The info is from experience shared in boating world... A quick Google search confirms

e.g.

Link
 
Mar 14, 2005
17,918
3,289
50,935
Visit site
I think some good sense needs to be employed here.

The website Guzzilazz points to I have no doubt is an honest piece of work, and it probably does describe the way a battery will react to the discharge and recharge cycles. Let me be clear, I am sure that treating a battery in the way they suggest will probably maximise its effective working life.

But unlike boats,caravans and their occupants even those being used off grid, are rarely placed in jeopardy if the 12V power fails, so redundancy and vast over capacity is not warranted nor wanted becasue of the effects of the weight of carrying extra batteries.

I am not advocating total disregard for the care and management of batteries in caravans, and there is nothing wrong with applying all the care Guzzilazz's web page is suggesting, but from a practical perspective caravan owners do expect their batteries to wear out over time. But It is very difficult to establish what the life expectancy of a caravan battery should be.

We have heard of batteries that have lasted many years beyond what might be reasonably expected, but we have also heard of some that have failed well before teh warranty period is up, but that is usually due to a faulty charger.

Caravanners are expected to use "leisure batteries" which are a derivative of Traction batteries. These are designed for long relatively slow discharges as would be experienced by an electric Milk Float (If you are old enough to remember them). These were charged over night, and expected to provide continual discharge to move the float around teh delivery route. They would return to the depot significantly charge depleted.

I would expect to be able to use virtually all the charge capacity of a caravan battery as I describe in an earlier answer. It might shorten the lie of a battery, but if it enables of grid caravanning in the manner you desire, Then go for it.
 
Jul 15, 2008
3,675
716
20,935
Visit site
........practice rather than theory soon teaches an off grid caravanner that it is not a good idea to take a battery much past a 50% charge.
Even with that said the battery has to be in top condition since performance of 12 volt appliances drops markedly when past this point.
If the battery is not in top working condition this point can be reached remarkedly quickly!
 
Nov 11, 2009
21,111
6,667
50,935
Visit site
Gafferbill said:
........practice rather than theory soon teaches an off grid caravanner that it is not a good idea to take a battery much past a 50% charge.
Even with that said the battery has to be in top condition since performance of 12 volt appliances drops markedly when past this point.
If the battery is not in top working condition this point can be reached remarkedly quickly!

My mover let me know when the lead acid battery had gone too low.
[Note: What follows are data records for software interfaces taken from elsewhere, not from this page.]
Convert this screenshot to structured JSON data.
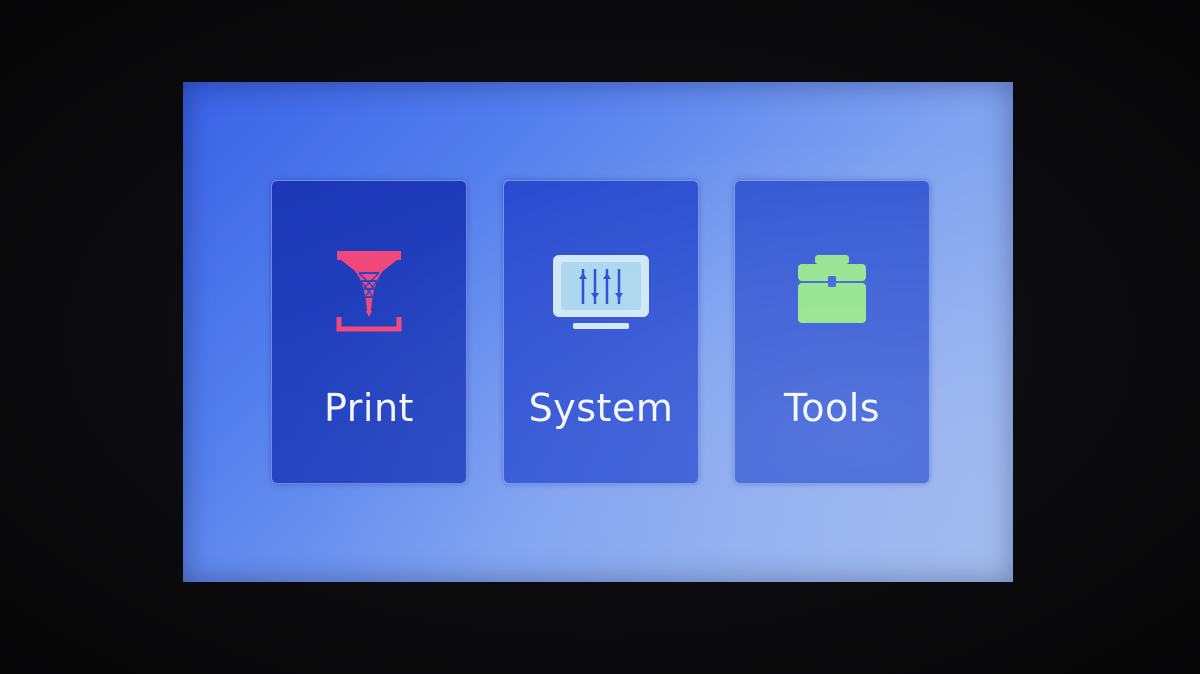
{
  "home_menu": {
    "tiles": [
      {
        "label": "Print",
        "icon": "print-nozzle-icon"
      },
      {
        "label": "System",
        "icon": "system-sliders-icon"
      },
      {
        "label": "Tools",
        "icon": "toolbox-icon"
      }
    ]
  },
  "colors": {
    "print_icon": "#f0487a",
    "system_icon": "#cfe8f6",
    "tools_icon": "#94e48e"
  }
}
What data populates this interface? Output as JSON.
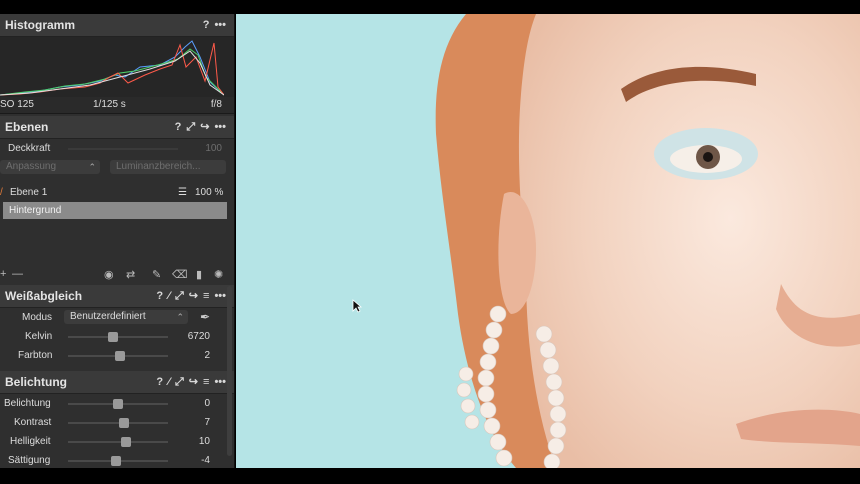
{
  "histogram": {
    "title": "Histogramm",
    "help": "?",
    "more": "•••",
    "iso": "SO 125",
    "shutter": "1/125 s",
    "aperture": "f/8"
  },
  "layers": {
    "title": "Ebenen",
    "help": "?",
    "more": "•••",
    "opacity_label": "Deckkraft",
    "opacity_value": "100",
    "adjust_label": "Anpassung",
    "luminance_label": "Luminanzbereich...",
    "layer1_name": "Ebene 1",
    "layer1_value": "100 %",
    "background_name": "Hintergrund"
  },
  "white_balance": {
    "title": "Weißabgleich",
    "help": "?",
    "more": "•••",
    "mode_label": "Modus",
    "mode_value": "Benutzerdefiniert",
    "kelvin_label": "Kelvin",
    "kelvin_value": "6720",
    "kelvin_level": 0.45,
    "tint_label": "Farbton",
    "tint_value": "2",
    "tint_level": 0.52
  },
  "exposure": {
    "title": "Belichtung",
    "help": "?",
    "more": "•••",
    "exposure_label": "Belichtung",
    "exposure_value": "0",
    "exposure_level": 0.5,
    "contrast_label": "Kontrast",
    "contrast_value": "7",
    "contrast_level": 0.56,
    "brightness_label": "Helligkeit",
    "brightness_value": "10",
    "brightness_level": 0.58,
    "saturation_label": "Sättigung",
    "saturation_value": "-4",
    "saturation_level": 0.48
  },
  "colors": {
    "panel_bg": "#2f2f2f",
    "header_bg": "#3a3a3a",
    "selected_layer": "#8b8b8b",
    "backdrop": "#b5e4e6",
    "accent": "#e07a3a"
  }
}
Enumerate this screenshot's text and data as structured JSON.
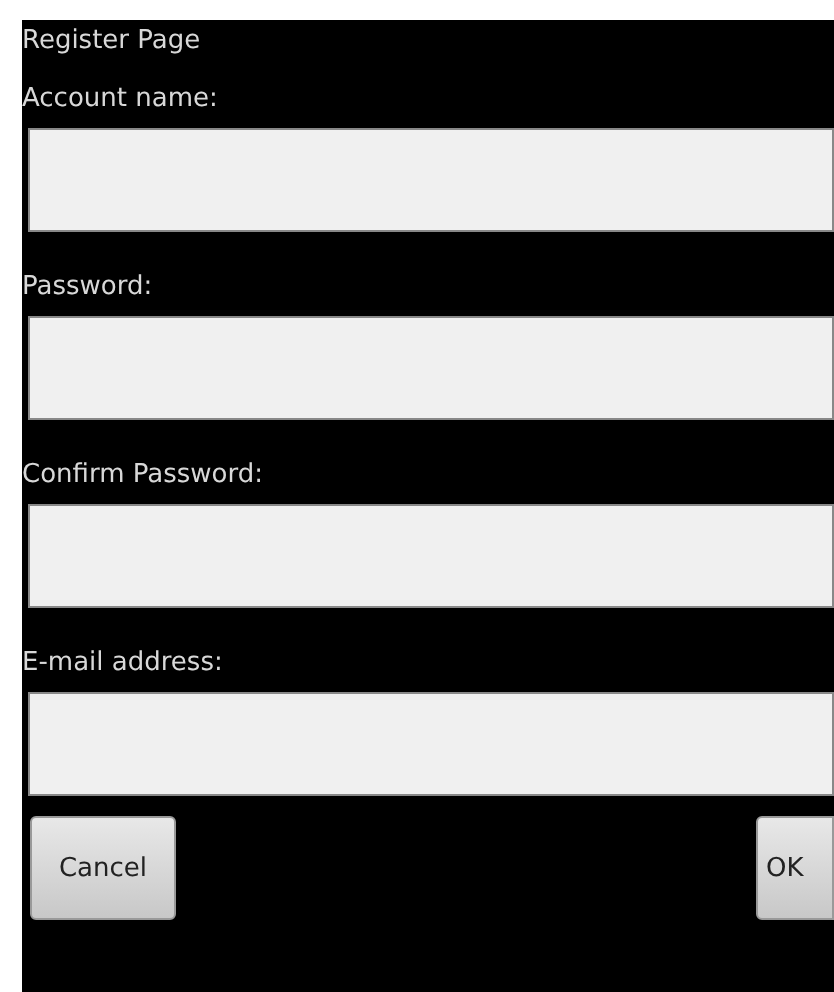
{
  "window": {
    "title": "Register Page"
  },
  "fields": [
    {
      "label": "Account name:"
    },
    {
      "label": "Password:"
    },
    {
      "label": "Confirm Password:"
    },
    {
      "label": "E-mail address:"
    }
  ],
  "buttons": [
    "Cancel",
    "OK"
  ]
}
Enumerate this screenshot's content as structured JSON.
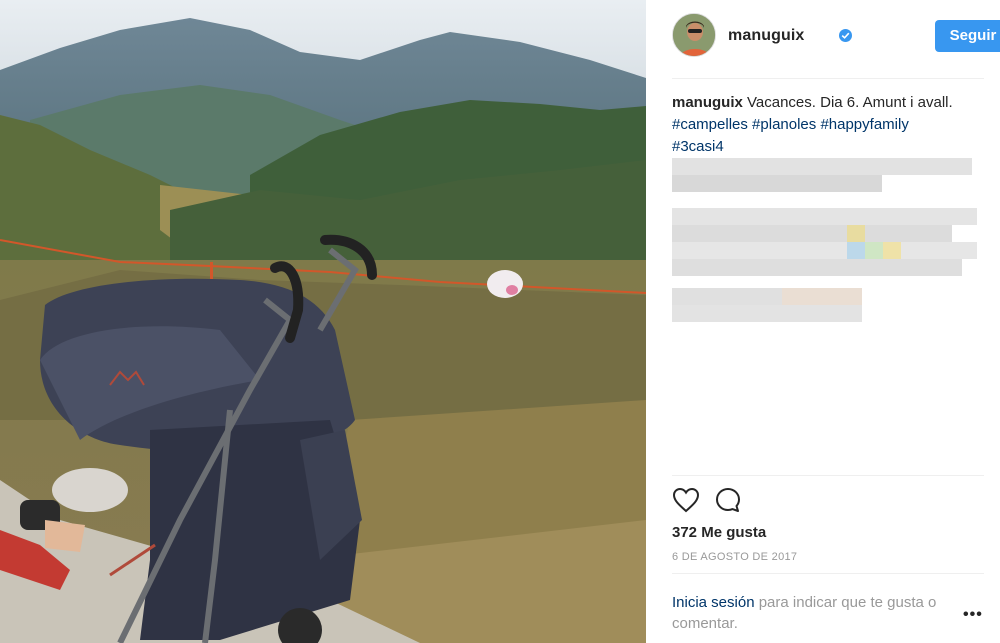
{
  "post": {
    "username": "manuguix",
    "follow_label": "Seguir",
    "caption_user": "manuguix",
    "caption_text": "Vacances. Dia 6. Amunt i avall.",
    "hashtags": [
      "#campelles",
      "#planoles",
      "#happyfamily",
      "#3casi4"
    ],
    "likes": "372 Me gusta",
    "date": "6 DE AGOSTO DE 2017",
    "login_link": "Inicia sesión",
    "login_rest": "para indicar que te gusta o comentar.",
    "more": "•••"
  },
  "colors": {
    "accent": "#3897f0",
    "link": "#003569",
    "muted": "#999999"
  },
  "icons": [
    "verified-badge-icon",
    "heart-icon",
    "comment-icon",
    "more-options-icon"
  ]
}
At 50% charge the battery should read 12.2 volts, at 12 volts my mover trip cuts in to protect the battery from going too low. As my previous battery had been left in the caravan with something draining it (radio?) and it had run down, even my CTEK charger couldn't recover it. But the event re-honed my outfit manoeuvring skills in getting it back into its plot.I am now the proud owner of a new Banner battery which is removed from the van when it goes into store.
 

TRENDING THREADS

Latest posts